DATA RECORDS Start Marker

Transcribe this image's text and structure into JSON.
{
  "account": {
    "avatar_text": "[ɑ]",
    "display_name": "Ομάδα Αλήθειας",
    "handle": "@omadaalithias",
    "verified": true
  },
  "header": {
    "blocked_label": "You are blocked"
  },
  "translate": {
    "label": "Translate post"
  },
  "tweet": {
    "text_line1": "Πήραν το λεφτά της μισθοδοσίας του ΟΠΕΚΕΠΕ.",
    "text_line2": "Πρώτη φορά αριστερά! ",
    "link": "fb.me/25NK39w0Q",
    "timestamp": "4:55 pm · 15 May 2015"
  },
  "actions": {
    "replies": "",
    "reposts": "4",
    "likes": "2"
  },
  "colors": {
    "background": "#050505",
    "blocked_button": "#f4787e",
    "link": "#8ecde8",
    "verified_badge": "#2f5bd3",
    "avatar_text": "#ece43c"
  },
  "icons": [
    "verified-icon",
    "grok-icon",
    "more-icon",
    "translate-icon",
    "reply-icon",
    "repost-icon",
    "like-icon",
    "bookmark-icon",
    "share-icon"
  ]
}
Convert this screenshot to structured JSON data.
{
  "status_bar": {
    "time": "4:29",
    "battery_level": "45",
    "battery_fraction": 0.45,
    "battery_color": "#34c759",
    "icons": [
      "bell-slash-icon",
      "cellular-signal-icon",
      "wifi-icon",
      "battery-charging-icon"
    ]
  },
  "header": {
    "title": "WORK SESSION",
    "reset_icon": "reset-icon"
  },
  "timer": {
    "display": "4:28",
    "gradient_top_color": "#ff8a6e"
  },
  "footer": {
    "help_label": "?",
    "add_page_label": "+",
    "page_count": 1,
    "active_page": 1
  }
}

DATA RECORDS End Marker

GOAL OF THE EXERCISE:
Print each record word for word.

ANSWER BOX:
Transcribe this image's text and structure into JSON.
{
  "account": {
    "avatar_text": "[ɑ]",
    "display_name": "Ομάδα Αλήθειας",
    "handle": "@omadaalithias",
    "verified": true
  },
  "header": {
    "blocked_label": "You are blocked"
  },
  "translate": {
    "label": "Translate post"
  },
  "tweet": {
    "text_line1": "Πήραν το λεφτά της μισθοδοσίας του ΟΠΕΚΕΠΕ.",
    "text_line2": "Πρώτη φορά αριστερά! ",
    "link": "fb.me/25NK39w0Q",
    "timestamp": "4:55 pm · 15 May 2015"
  },
  "actions": {
    "replies": "",
    "reposts": "4",
    "likes": "2"
  },
  "colors": {
    "background": "#050505",
    "blocked_button": "#f4787e",
    "link": "#8ecde8",
    "verified_badge": "#2f5bd3",
    "avatar_text": "#ece43c"
  },
  "icons": [
    "verified-icon",
    "grok-icon",
    "more-icon",
    "translate-icon",
    "reply-icon",
    "repost-icon",
    "like-icon",
    "bookmark-icon",
    "share-icon"
  ]
}
Convert this screenshot to structured JSON data.
{
  "status_bar": {
    "time": "4:29",
    "battery_level": "45",
    "battery_fraction": 0.45,
    "battery_color": "#34c759",
    "icons": [
      "bell-slash-icon",
      "cellular-signal-icon",
      "wifi-icon",
      "battery-charging-icon"
    ]
  },
  "header": {
    "title": "WORK SESSION",
    "reset_icon": "reset-icon"
  },
  "timer": {
    "display": "4:28",
    "gradient_top_color": "#ff8a6e"
  },
  "footer": {
    "help_label": "?",
    "add_page_label": "+",
    "page_count": 1,
    "active_page": 1
  }
}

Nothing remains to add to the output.